Mick O'Malley is an expert in computer security. Some would say he's a bit over-the-top when it comes to his own security and privacy. But there are many threats out there, and he is determined to keep his own information secure. So when Mick uncovers the potential threat of a massive zero day attack by a huge botnet, he takes on the challenge of stopping it before it's too late.
In Counting from Zero, Alan B. Johnston throws us into the world of computer security through the eyes of one man whose expertise seems beyond compare. There are many other characters along the way, including a Russian firewall expert with whom he develops a close relationship, a few interesting colleagues, and his sister and niece who provide a bit of a personal story to offset the technical. But this story is really about Mick and his personal mission to stop the botnet from initiating a catastrophic attack.
Unfortunately, this was a tough read for me because of the technical details that Johnston included. He talks about spam and peer-to-peer systems and worms and of course botnets. While he explain these things rather well, mostly through fictional blog posts that separate the different chapters, there's a bit too much detail for me. Counting from Zero often reads like a nonfiction book about computer security ~ and at times about motorcycles and World War II, which are two of Mick's passions. I tend to prefer simpler descriptions over lengthy details.
I think this book would appeal more to those who have a strong interest in learning about internet security through a fictional story rather than a technical manual, and those who work in security fields who can relate more to Mick and the other characters.
My Rating 2/5
Visit the Counting from Zero website for more information and to read an excerpt.

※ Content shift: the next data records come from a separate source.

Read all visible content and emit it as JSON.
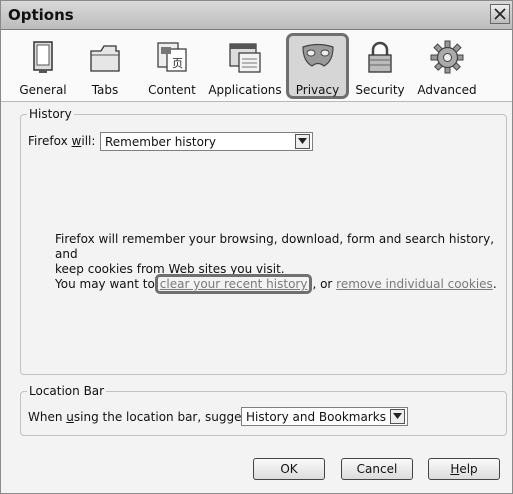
{
  "window": {
    "title": "Options"
  },
  "toolbar": {
    "tabs": [
      {
        "label": "General",
        "icon": "general-icon"
      },
      {
        "label": "Tabs",
        "icon": "tabs-icon"
      },
      {
        "label": "Content",
        "icon": "content-icon"
      },
      {
        "label": "Applications",
        "icon": "applications-icon"
      },
      {
        "label": "Privacy",
        "icon": "privacy-mask-icon",
        "selected": true
      },
      {
        "label": "Security",
        "icon": "lock-icon"
      },
      {
        "label": "Advanced",
        "icon": "gear-icon"
      }
    ]
  },
  "history": {
    "legend": "History",
    "firefox_will_label_pre": "Firefox ",
    "firefox_will_label_u": "w",
    "firefox_will_label_post": "ill:",
    "mode_value": "Remember history",
    "description_line1": "Firefox will remember your browsing, download, form and search history, and",
    "description_line2": "keep cookies from Web sites you visit.",
    "clear_prefix": "You may want to",
    "clear_link": "clear your recent history",
    "clear_mid": ", or ",
    "remove_link": "remove individual cookies",
    "clear_suffix": "."
  },
  "location_bar": {
    "legend": "Location Bar",
    "suggest_label_pre": "When ",
    "suggest_label_u": "u",
    "suggest_label_post": "sing the location bar, suggest:",
    "suggest_value": "History and Bookmarks"
  },
  "buttons": {
    "ok": "OK",
    "cancel": "Cancel",
    "help_u": "H",
    "help_rest": "elp"
  }
}
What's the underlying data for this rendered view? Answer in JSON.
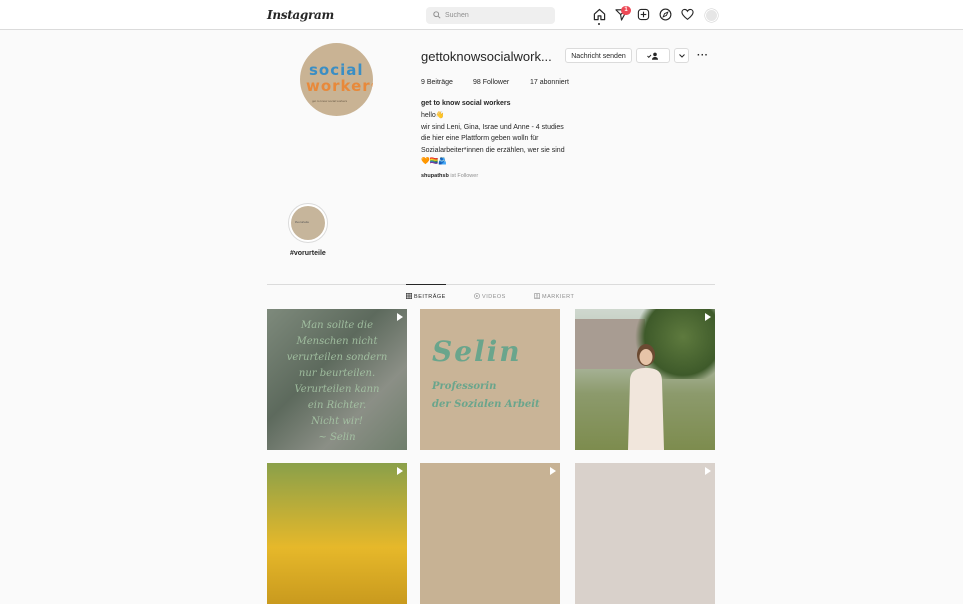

This review was written based on a copy of Counting from Zero that I received from the author in exchange for an honest review.